Web page and app entries:
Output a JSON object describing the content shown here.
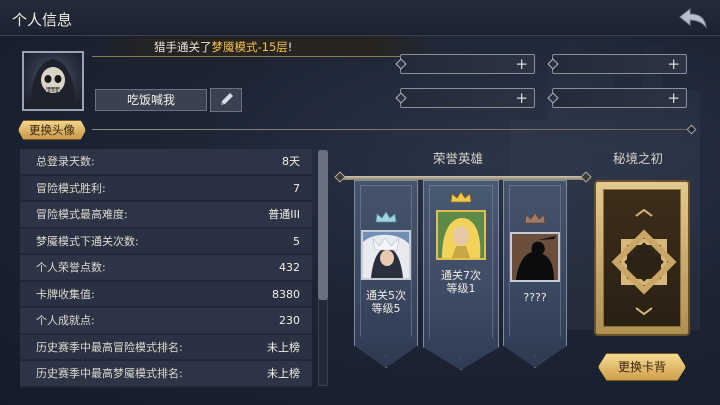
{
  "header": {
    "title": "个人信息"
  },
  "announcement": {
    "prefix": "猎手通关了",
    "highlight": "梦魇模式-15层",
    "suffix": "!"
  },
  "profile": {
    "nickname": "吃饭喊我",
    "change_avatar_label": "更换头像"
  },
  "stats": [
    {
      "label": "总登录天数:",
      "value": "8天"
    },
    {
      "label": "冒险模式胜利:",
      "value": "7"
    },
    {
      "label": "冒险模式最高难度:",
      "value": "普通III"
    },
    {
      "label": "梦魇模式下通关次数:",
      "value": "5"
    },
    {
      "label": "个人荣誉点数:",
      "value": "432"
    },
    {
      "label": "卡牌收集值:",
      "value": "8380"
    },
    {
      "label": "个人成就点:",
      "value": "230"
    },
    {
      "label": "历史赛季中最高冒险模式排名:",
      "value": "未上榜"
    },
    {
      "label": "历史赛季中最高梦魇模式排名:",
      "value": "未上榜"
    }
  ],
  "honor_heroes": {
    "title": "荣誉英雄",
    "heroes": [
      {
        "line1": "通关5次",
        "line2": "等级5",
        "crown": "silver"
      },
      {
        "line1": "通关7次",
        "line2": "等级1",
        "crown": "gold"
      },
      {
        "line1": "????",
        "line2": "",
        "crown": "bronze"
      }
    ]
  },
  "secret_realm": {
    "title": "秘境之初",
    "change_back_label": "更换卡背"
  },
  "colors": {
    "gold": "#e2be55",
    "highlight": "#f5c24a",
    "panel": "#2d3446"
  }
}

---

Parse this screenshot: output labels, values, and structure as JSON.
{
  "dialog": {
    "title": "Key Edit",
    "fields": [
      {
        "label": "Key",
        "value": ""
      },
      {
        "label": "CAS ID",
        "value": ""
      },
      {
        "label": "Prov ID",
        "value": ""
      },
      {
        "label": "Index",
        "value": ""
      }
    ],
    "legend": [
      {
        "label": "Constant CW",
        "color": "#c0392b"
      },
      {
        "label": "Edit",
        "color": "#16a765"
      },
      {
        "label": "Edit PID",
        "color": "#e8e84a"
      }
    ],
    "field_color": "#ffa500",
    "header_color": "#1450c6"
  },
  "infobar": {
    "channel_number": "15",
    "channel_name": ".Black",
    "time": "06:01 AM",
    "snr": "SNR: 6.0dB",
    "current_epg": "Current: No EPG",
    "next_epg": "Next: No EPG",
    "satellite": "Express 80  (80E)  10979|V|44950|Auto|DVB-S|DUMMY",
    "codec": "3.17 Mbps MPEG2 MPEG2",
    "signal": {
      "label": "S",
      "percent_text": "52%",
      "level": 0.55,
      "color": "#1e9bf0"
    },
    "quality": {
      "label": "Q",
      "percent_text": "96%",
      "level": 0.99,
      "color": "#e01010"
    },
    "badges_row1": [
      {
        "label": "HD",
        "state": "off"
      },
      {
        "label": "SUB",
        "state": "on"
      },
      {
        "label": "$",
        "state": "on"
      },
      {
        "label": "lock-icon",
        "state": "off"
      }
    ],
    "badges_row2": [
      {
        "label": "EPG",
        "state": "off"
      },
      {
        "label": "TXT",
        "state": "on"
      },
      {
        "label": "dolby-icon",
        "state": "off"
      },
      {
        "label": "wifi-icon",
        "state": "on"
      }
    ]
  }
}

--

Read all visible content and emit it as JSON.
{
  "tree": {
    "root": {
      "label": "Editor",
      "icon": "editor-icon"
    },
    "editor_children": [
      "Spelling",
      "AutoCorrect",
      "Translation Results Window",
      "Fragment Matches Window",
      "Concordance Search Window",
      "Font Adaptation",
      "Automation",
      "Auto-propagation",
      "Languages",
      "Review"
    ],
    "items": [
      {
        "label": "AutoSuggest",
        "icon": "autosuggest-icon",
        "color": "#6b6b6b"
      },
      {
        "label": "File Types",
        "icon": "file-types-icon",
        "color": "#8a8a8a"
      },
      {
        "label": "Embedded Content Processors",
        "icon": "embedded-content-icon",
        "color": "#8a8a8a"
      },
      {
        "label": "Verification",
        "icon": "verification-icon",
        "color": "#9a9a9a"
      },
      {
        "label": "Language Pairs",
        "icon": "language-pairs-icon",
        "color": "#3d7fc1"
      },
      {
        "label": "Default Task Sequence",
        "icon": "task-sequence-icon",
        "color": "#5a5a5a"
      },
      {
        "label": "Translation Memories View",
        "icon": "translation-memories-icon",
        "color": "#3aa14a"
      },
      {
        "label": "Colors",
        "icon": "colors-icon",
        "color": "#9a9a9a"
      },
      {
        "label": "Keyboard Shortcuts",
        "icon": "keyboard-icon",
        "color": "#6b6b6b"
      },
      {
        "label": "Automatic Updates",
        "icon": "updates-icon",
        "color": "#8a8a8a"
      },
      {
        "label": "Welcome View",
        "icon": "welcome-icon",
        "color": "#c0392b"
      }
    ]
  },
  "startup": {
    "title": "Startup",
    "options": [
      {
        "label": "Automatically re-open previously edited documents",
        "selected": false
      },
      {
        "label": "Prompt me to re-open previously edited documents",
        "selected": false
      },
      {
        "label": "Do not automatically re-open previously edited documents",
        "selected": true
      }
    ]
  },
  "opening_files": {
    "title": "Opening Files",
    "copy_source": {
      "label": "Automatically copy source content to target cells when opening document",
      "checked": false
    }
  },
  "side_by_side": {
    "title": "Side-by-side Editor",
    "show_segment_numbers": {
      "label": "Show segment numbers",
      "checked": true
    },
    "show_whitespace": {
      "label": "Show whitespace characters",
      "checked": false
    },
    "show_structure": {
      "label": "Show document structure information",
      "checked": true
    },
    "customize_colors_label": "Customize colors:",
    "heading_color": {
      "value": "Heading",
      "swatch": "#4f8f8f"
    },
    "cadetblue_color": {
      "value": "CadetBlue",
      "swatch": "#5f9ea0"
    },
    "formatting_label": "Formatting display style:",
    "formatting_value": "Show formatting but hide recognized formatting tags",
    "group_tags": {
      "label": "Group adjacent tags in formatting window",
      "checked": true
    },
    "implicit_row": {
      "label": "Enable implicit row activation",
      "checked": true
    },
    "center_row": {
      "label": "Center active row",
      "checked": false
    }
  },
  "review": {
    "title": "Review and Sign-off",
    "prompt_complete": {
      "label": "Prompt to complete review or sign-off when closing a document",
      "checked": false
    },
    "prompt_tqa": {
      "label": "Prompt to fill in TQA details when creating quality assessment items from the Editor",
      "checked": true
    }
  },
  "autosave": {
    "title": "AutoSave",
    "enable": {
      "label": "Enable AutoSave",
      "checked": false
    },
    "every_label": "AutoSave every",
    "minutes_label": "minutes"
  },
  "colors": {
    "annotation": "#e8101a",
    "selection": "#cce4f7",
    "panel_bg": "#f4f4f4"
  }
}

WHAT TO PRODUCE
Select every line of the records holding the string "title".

ANSWER TO THE PROBLEM
    "title": "个人信息"
    "title": "荣誉英雄",
    "title": "秘境之初",
    "title": "Key Edit",
    "title": "Startup",
    "title": "Opening Files",
    "title": "Side-by-side Editor",
    "title": "Review and Sign-off",
    "title": "AutoSave",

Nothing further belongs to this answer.